Our case of the month for July 2014 is Flora an Italian Spinone puppy with a big personality and a rapidly growing body to go with it!
At nearly 5 months of age most puppies have grasped house training and clearing up occasional accidents has become a distant memory. However Flora appeared to be going in the other direction.
Out on her walks and in the garden Flora had been spending pennies like any other female dog but when relaxing and lying down she would leave a little puddle of urine behind. When we initially saw Flora she had developed some dermatitis between her back legs, a common problem in young puppies but this progressed to a bacterial infection. This was likely due to the skin being wet and irritated with leaking urine.
Any dog or cat leaking urine without being consciously aware suggests a problem. Urinary incontinence such as this can be due to a number of different causes. These include increases in thirst such as with diabetes or kidney disease, bladder and urinary tract infection or irritation (cystitis), and bladder sphincter weakness which can be secondary to hormone changes.
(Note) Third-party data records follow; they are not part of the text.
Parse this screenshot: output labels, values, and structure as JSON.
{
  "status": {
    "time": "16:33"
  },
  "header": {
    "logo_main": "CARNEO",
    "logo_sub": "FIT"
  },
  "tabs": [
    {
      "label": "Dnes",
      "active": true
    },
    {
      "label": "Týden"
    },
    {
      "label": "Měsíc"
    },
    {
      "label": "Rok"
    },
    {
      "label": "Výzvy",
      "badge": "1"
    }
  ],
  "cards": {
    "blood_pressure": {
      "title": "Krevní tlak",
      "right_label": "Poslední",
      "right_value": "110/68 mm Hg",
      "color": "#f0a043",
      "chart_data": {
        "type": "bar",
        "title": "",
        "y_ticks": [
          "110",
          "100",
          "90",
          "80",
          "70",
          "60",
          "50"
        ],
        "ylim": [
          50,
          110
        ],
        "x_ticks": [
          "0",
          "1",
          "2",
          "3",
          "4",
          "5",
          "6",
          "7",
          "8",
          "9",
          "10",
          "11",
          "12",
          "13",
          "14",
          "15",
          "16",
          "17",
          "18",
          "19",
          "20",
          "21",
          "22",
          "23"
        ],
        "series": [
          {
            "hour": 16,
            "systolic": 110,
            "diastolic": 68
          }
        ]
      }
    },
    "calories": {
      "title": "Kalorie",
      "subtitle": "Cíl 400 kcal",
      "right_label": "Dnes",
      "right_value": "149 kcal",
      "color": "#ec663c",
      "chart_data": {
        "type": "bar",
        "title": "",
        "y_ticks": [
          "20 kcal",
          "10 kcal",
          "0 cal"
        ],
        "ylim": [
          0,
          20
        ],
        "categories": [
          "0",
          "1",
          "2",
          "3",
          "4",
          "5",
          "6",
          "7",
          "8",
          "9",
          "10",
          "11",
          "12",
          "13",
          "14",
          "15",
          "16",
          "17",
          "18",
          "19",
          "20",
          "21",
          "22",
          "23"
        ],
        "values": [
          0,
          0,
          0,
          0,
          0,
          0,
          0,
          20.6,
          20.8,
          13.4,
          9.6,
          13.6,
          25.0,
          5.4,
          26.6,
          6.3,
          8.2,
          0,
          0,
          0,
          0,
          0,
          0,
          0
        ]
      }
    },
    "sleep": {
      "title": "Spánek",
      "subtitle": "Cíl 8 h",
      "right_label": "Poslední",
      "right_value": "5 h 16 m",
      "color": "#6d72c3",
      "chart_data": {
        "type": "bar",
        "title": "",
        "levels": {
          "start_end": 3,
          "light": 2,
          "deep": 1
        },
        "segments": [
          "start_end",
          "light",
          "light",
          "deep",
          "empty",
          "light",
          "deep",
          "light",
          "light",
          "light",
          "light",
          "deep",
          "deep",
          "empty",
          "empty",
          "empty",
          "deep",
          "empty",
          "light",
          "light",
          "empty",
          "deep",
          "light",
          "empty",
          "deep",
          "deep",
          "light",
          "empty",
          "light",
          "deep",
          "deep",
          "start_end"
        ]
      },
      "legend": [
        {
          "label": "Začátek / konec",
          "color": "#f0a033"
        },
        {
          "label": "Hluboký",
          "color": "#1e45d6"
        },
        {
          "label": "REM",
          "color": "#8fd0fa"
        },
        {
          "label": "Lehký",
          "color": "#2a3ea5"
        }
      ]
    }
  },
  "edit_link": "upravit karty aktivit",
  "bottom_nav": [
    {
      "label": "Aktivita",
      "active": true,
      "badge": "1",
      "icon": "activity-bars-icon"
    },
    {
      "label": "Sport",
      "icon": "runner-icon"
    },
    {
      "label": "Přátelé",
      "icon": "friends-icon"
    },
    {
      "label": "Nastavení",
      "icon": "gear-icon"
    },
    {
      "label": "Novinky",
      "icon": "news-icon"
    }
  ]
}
The other consideration was Flora’s young age which may have suggested more of a developmental or congenital problem.
As some young dogs grow and develop the internal plumbing can end up being connected a little wrongly and one cause of urinary incontinence in young dogs is an ectopic ureter.
This is where the thin tube connecting one of the kidneys to the bladder (ureter) joins lower down and empties urine into the connection between the bladder and outside (urethra). Here you can see a diagram to explain what normal and abnormal 'plumbing' can look like. In simple terms your kidney produces urine, this should travel down the ureter to the bladder where it is contained until full and then you urinate the toxic waste out through your urethra to the outside world. However if your ureter is plumbed into your vagina by mistake you will constantly dribble urine bypassing the bladder.
Having ruled out other causes of Flora’s incontinence through blood testing, urine testing and treating her dermatitis the next step was to investigate her plumbing.
Ultrasound scanning of Flora’s bladder and kidneys showed no signs of bladder stones, bladder growths or polyps and her kidneys were a normal size and shape.
Under general anaesthetic a rigid endoscope was used to visualise the opening of Flora’s urethra and follow it up into her bladder. Have a look at the annotated pictures in the gallery below for a guided tour of how we perform cystoscopy and what amazing images you can see!
As you can see the inside of the body is a beautiful thing! Her vagina and bladder were normal with both ureters safely placed inside the bladder. This ruled out the possibility of Flora having ectopic ureters. No abnormalities were found with the bladder itself. In fact her ureters where in rude health and producing urine quite nicely! Have a look at this video of jets of urine being produced and then stored in her bladder - you need to watch for a few seconds and then all of a sudden you will see a jet from the left hand side of the screen. https://www.youtube.com/watch?v=QpLGKnzF9fU
Having discussed this case with some Veterinary Specialists it is likely that she has a weakness in the sphincter muscle at her bladder neck. This condition often improves after bitches have their first season as the hormones produced have an effect on this muscle.
In the meantime Flora has been prescribed a medication which helps to improve the strength of this muscle.
With a bit of luck Flora will grow out of this condition and in the meantime we will be able to manage her symptoms. If not there are several procedures available to help with managing urinary incontinence in bitches. Watch this space we will let you know how she gets on!